APPEA Chief Executive, Andrew McConville, said support for gas-related strategic basins is a big tick, as is the announcement for new hydrogen and carbon storage initiatives to help lower emissions.
“Increased funding for gas infrastructure of $173.6 million in the Northern Territory on top of the $58.6m will mean more supply for the domestic market and that will help keep prices competitive,” Mr McConville said.
But Mr McConville said the industry was disappointed that measures outlined in APPEA’s pre-budget submission such as making wage costs immediately tax deductible for capital-intensive industries.
“We will continue to work with the government to get the fiscal settings right and the extension of the temporary full expensing and temporary loss carry back measures are a good first step.”
Greens Leader, Adam Bandt, accused the Government of “fast-tracking climate collapse” through the Budget.
“The Morrison government is handing $1.1 billion in new money to the oil, gas and coal industry, $11.4 billion next year alone, and with a total of a $51 billion across the forwards, this is one of the biggest handouts to the fossil fuel corporations in a Budget ever,” Mr Bandt said.
Clean Energy Council Chief Executive, Kane Thornton, said the Budget was a missed opportunity for the Federal Government to embrace Australia’s renewable energy sector and follow the lead of international, state and territory counterparts to use the clean energy transition to drive job creation and economic recovery.
“If this truly is the infrastructure budget, Infrastructure Australia has identified that there is a need for major transmission upgrades to supply network access to renewable energy zones as a high priority, particularly in light of retiring thermal generation,” Mr Thornton said.
“The lack of transmission investment is now one of the most critical challenges facing Australia’s energy industry.

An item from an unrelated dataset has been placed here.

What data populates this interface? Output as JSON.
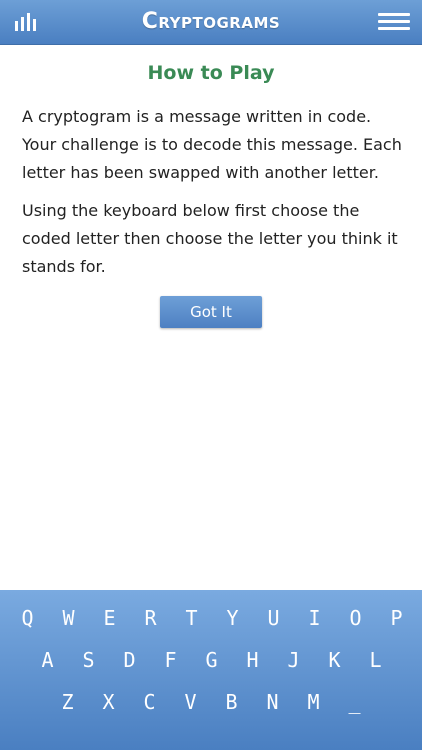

“It’s disappointing that in a ‘nation-building’ infrastructure budget, upgrades that will enable the access and security of clean, low-cost power have not been prioritised.”
More to come.